Excerpts from an interface dataset
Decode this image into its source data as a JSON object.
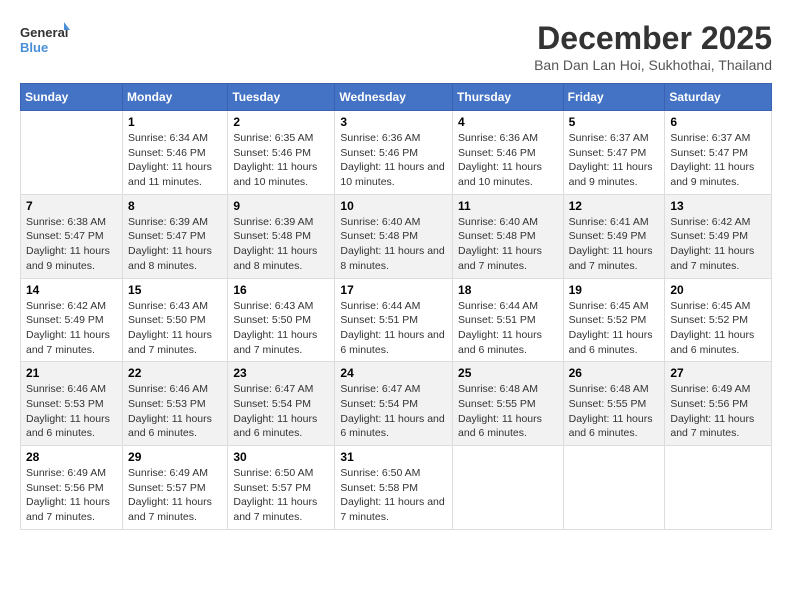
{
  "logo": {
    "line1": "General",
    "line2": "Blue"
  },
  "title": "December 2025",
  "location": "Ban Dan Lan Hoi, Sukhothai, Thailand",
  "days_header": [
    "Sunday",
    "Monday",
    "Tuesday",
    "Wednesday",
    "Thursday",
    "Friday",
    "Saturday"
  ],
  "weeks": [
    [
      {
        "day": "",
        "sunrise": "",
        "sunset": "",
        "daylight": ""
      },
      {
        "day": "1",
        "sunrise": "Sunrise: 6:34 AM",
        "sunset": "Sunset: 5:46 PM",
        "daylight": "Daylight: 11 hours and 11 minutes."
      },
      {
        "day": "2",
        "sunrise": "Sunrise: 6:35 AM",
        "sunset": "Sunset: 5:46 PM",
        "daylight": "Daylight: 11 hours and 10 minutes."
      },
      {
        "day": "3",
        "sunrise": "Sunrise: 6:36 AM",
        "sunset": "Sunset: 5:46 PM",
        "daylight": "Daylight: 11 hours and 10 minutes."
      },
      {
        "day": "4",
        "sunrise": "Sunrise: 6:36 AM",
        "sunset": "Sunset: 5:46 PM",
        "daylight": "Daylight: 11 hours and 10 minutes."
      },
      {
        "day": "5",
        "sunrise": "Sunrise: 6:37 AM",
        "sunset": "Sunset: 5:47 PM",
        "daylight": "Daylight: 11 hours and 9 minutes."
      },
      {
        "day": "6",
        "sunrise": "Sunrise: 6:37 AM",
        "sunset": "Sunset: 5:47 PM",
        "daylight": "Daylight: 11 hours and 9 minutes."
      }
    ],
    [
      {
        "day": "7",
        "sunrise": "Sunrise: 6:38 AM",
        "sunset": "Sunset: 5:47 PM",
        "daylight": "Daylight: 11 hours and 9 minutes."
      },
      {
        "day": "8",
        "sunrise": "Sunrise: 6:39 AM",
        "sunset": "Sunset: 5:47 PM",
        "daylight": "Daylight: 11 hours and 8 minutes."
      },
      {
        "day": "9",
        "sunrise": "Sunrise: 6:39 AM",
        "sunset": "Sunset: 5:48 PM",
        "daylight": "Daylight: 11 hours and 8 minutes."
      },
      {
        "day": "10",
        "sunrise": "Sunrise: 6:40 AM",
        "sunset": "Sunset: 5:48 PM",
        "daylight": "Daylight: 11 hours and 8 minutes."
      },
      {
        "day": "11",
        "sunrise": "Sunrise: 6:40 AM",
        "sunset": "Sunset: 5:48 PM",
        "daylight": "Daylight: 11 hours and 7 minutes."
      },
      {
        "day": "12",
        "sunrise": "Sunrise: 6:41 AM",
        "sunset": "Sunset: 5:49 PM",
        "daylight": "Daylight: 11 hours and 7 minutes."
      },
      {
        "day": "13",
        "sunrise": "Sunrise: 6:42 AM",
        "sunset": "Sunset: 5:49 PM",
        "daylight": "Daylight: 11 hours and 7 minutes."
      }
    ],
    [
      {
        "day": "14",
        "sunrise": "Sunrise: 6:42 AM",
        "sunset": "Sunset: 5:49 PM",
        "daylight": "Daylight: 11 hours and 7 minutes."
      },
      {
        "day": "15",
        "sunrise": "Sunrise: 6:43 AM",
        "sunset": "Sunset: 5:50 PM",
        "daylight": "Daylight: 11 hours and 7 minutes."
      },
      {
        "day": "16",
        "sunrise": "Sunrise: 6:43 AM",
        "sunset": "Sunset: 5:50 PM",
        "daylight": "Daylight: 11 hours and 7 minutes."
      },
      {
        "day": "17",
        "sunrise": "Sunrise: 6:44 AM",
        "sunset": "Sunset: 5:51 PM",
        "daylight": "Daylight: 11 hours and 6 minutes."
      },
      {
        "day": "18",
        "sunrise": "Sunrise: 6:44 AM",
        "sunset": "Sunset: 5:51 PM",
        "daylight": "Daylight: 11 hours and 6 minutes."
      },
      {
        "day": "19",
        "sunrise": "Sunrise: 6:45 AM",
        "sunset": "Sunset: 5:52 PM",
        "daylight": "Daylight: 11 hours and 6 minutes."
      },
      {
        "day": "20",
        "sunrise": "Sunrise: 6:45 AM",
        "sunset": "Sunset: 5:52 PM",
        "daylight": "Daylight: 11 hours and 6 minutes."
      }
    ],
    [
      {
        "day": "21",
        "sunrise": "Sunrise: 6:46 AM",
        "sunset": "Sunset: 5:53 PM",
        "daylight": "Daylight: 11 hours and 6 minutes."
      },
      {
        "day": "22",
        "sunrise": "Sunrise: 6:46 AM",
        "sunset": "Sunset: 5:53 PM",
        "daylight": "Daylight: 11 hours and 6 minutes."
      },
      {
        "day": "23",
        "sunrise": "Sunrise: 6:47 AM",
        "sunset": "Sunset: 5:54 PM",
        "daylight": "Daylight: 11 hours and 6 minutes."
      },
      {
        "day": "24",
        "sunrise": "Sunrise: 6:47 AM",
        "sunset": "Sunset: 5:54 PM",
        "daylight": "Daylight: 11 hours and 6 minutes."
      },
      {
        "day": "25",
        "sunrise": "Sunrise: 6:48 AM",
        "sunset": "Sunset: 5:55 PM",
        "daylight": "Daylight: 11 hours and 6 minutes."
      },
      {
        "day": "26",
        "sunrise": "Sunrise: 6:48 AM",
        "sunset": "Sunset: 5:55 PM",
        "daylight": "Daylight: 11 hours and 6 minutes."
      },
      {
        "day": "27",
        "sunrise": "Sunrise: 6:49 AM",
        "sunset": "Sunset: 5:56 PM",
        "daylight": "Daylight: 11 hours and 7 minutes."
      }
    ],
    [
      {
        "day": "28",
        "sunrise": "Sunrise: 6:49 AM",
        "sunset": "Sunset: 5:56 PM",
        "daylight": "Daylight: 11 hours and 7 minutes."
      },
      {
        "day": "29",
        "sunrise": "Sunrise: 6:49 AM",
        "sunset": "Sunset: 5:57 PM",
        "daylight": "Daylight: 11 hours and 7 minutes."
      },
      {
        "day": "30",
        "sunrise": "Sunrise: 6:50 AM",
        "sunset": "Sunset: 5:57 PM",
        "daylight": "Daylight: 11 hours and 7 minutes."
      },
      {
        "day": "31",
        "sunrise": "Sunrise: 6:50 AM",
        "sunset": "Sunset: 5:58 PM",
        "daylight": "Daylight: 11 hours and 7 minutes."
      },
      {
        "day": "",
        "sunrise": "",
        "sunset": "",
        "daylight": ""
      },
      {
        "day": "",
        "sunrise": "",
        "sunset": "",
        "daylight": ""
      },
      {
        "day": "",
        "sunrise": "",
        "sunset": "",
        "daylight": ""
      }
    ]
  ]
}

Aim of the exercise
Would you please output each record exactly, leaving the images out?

Task answer
Decode this image into its source data as a JSON object.
{
  "logo": {
    "line1": "General",
    "line2": "Blue"
  },
  "title": "December 2025",
  "location": "Ban Dan Lan Hoi, Sukhothai, Thailand",
  "days_header": [
    "Sunday",
    "Monday",
    "Tuesday",
    "Wednesday",
    "Thursday",
    "Friday",
    "Saturday"
  ],
  "weeks": [
    [
      {
        "day": "",
        "sunrise": "",
        "sunset": "",
        "daylight": ""
      },
      {
        "day": "1",
        "sunrise": "Sunrise: 6:34 AM",
        "sunset": "Sunset: 5:46 PM",
        "daylight": "Daylight: 11 hours and 11 minutes."
      },
      {
        "day": "2",
        "sunrise": "Sunrise: 6:35 AM",
        "sunset": "Sunset: 5:46 PM",
        "daylight": "Daylight: 11 hours and 10 minutes."
      },
      {
        "day": "3",
        "sunrise": "Sunrise: 6:36 AM",
        "sunset": "Sunset: 5:46 PM",
        "daylight": "Daylight: 11 hours and 10 minutes."
      },
      {
        "day": "4",
        "sunrise": "Sunrise: 6:36 AM",
        "sunset": "Sunset: 5:46 PM",
        "daylight": "Daylight: 11 hours and 10 minutes."
      },
      {
        "day": "5",
        "sunrise": "Sunrise: 6:37 AM",
        "sunset": "Sunset: 5:47 PM",
        "daylight": "Daylight: 11 hours and 9 minutes."
      },
      {
        "day": "6",
        "sunrise": "Sunrise: 6:37 AM",
        "sunset": "Sunset: 5:47 PM",
        "daylight": "Daylight: 11 hours and 9 minutes."
      }
    ],
    [
      {
        "day": "7",
        "sunrise": "Sunrise: 6:38 AM",
        "sunset": "Sunset: 5:47 PM",
        "daylight": "Daylight: 11 hours and 9 minutes."
      },
      {
        "day": "8",
        "sunrise": "Sunrise: 6:39 AM",
        "sunset": "Sunset: 5:47 PM",
        "daylight": "Daylight: 11 hours and 8 minutes."
      },
      {
        "day": "9",
        "sunrise": "Sunrise: 6:39 AM",
        "sunset": "Sunset: 5:48 PM",
        "daylight": "Daylight: 11 hours and 8 minutes."
      },
      {
        "day": "10",
        "sunrise": "Sunrise: 6:40 AM",
        "sunset": "Sunset: 5:48 PM",
        "daylight": "Daylight: 11 hours and 8 minutes."
      },
      {
        "day": "11",
        "sunrise": "Sunrise: 6:40 AM",
        "sunset": "Sunset: 5:48 PM",
        "daylight": "Daylight: 11 hours and 7 minutes."
      },
      {
        "day": "12",
        "sunrise": "Sunrise: 6:41 AM",
        "sunset": "Sunset: 5:49 PM",
        "daylight": "Daylight: 11 hours and 7 minutes."
      },
      {
        "day": "13",
        "sunrise": "Sunrise: 6:42 AM",
        "sunset": "Sunset: 5:49 PM",
        "daylight": "Daylight: 11 hours and 7 minutes."
      }
    ],
    [
      {
        "day": "14",
        "sunrise": "Sunrise: 6:42 AM",
        "sunset": "Sunset: 5:49 PM",
        "daylight": "Daylight: 11 hours and 7 minutes."
      },
      {
        "day": "15",
        "sunrise": "Sunrise: 6:43 AM",
        "sunset": "Sunset: 5:50 PM",
        "daylight": "Daylight: 11 hours and 7 minutes."
      },
      {
        "day": "16",
        "sunrise": "Sunrise: 6:43 AM",
        "sunset": "Sunset: 5:50 PM",
        "daylight": "Daylight: 11 hours and 7 minutes."
      },
      {
        "day": "17",
        "sunrise": "Sunrise: 6:44 AM",
        "sunset": "Sunset: 5:51 PM",
        "daylight": "Daylight: 11 hours and 6 minutes."
      },
      {
        "day": "18",
        "sunrise": "Sunrise: 6:44 AM",
        "sunset": "Sunset: 5:51 PM",
        "daylight": "Daylight: 11 hours and 6 minutes."
      },
      {
        "day": "19",
        "sunrise": "Sunrise: 6:45 AM",
        "sunset": "Sunset: 5:52 PM",
        "daylight": "Daylight: 11 hours and 6 minutes."
      },
      {
        "day": "20",
        "sunrise": "Sunrise: 6:45 AM",
        "sunset": "Sunset: 5:52 PM",
        "daylight": "Daylight: 11 hours and 6 minutes."
      }
    ],
    [
      {
        "day": "21",
        "sunrise": "Sunrise: 6:46 AM",
        "sunset": "Sunset: 5:53 PM",
        "daylight": "Daylight: 11 hours and 6 minutes."
      },
      {
        "day": "22",
        "sunrise": "Sunrise: 6:46 AM",
        "sunset": "Sunset: 5:53 PM",
        "daylight": "Daylight: 11 hours and 6 minutes."
      },
      {
        "day": "23",
        "sunrise": "Sunrise: 6:47 AM",
        "sunset": "Sunset: 5:54 PM",
        "daylight": "Daylight: 11 hours and 6 minutes."
      },
      {
        "day": "24",
        "sunrise": "Sunrise: 6:47 AM",
        "sunset": "Sunset: 5:54 PM",
        "daylight": "Daylight: 11 hours and 6 minutes."
      },
      {
        "day": "25",
        "sunrise": "Sunrise: 6:48 AM",
        "sunset": "Sunset: 5:55 PM",
        "daylight": "Daylight: 11 hours and 6 minutes."
      },
      {
        "day": "26",
        "sunrise": "Sunrise: 6:48 AM",
        "sunset": "Sunset: 5:55 PM",
        "daylight": "Daylight: 11 hours and 6 minutes."
      },
      {
        "day": "27",
        "sunrise": "Sunrise: 6:49 AM",
        "sunset": "Sunset: 5:56 PM",
        "daylight": "Daylight: 11 hours and 7 minutes."
      }
    ],
    [
      {
        "day": "28",
        "sunrise": "Sunrise: 6:49 AM",
        "sunset": "Sunset: 5:56 PM",
        "daylight": "Daylight: 11 hours and 7 minutes."
      },
      {
        "day": "29",
        "sunrise": "Sunrise: 6:49 AM",
        "sunset": "Sunset: 5:57 PM",
        "daylight": "Daylight: 11 hours and 7 minutes."
      },
      {
        "day": "30",
        "sunrise": "Sunrise: 6:50 AM",
        "sunset": "Sunset: 5:57 PM",
        "daylight": "Daylight: 11 hours and 7 minutes."
      },
      {
        "day": "31",
        "sunrise": "Sunrise: 6:50 AM",
        "sunset": "Sunset: 5:58 PM",
        "daylight": "Daylight: 11 hours and 7 minutes."
      },
      {
        "day": "",
        "sunrise": "",
        "sunset": "",
        "daylight": ""
      },
      {
        "day": "",
        "sunrise": "",
        "sunset": "",
        "daylight": ""
      },
      {
        "day": "",
        "sunrise": "",
        "sunset": "",
        "daylight": ""
      }
    ]
  ]
}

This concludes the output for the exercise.